Resources, community assist seniors during extreme heat

Print
Email
|

by Brian Farrell, 13News Now

WVEC.com

Posted on June 19, 2014 at 5:46 AM

Updated Thursday, Jun 19 at 9:05 AM

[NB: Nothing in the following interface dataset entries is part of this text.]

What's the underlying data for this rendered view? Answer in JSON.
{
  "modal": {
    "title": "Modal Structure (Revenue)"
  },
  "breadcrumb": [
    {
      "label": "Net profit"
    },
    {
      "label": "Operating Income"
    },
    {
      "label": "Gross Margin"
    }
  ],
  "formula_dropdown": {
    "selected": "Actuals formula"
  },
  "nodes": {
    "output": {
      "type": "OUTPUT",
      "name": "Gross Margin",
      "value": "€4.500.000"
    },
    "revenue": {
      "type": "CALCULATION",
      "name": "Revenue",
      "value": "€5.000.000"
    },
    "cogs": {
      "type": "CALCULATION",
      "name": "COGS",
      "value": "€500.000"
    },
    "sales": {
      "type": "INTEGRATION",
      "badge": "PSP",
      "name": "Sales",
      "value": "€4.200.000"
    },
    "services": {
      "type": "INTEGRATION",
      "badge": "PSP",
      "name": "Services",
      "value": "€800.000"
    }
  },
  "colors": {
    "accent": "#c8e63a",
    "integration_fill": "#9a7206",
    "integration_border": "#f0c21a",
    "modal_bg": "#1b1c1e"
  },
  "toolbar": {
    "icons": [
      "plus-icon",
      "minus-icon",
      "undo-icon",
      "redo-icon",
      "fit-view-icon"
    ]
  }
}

PORTSMOUTH -- Each day, every day, 94 senior citizens get a telephone call from someone with Elder Watch, a program overseen by the Portsmouth Sheriff's Office.
 
"This time of year, for you and I, it may feel unbearable. For them, it really is, because when the humidity goes up, it's like they're breathing water," noted Captain Lee Cherry with the sheriff's office. "With the heat problem and all of this going on, it's critical we stay in touch with 'em and know what's going on with 'em."
 
If a volunteer making the daily well-being check by phone cannot reach one of the seniors enrolled in Elder Watch, a deputy will go to that person's home. The calls also identify issues that could put seniors' health and/or lives in danger.
 
"If we find that power's been cut off for some reason, we'll try and deal with the power company. If the air conditioning is going out, we can support 'em with a portable air conditioner on a temporary basis. We have air chillers we can put in there. We have fans we put in there," Cherry told 13News Now.
 
"One of the dangers with the elderly at this time of year is that, if they like to sit outside on their porch, is the danger of falling asleep in the heat and not waking up, you know, in time, and, then, an emergency situation occurs," explained Debbie Schwartz, Director of Development and Community Relations at Senior Services of Southeastern Virginia.
 
The group, which supports seniors in South Hampton Roads and their families, tries to ensure clients stay out of the worst of the heat and humidity, that they stay hydrated, and that they know to call for medical help at the first sign of trouble.
 
"Limit your physical activity, especially if you're frail elderly," recommended Schwartz. "If you are active elderly and you feel like you have to walk like you do every day, go walk inside the mall where it's air conditioned."
 
If air conditioning is available at home, Schwartz said, ideally, seniors, ideally should make use of it. Fans would be the next best option. Many summers, Senior Services has been able to provide fans to people.
 
"In past years, we have had fans. We've had donations of fans from air conditioning companies," said Schwartz. "This year, no one has stepped forward. If there's anybody out there that wants to donate fans to us or a local sheriff's department, you know, we all coordinated needs."
 
"You get so concerned about, 'It's hot. My house is hot. I'm tired of fighting the heat,' that they forget that there are other people out there that are really suffering," Cherry said. "What we're trying to do is to look after those folks, but we all have to do it."

Print
Email
|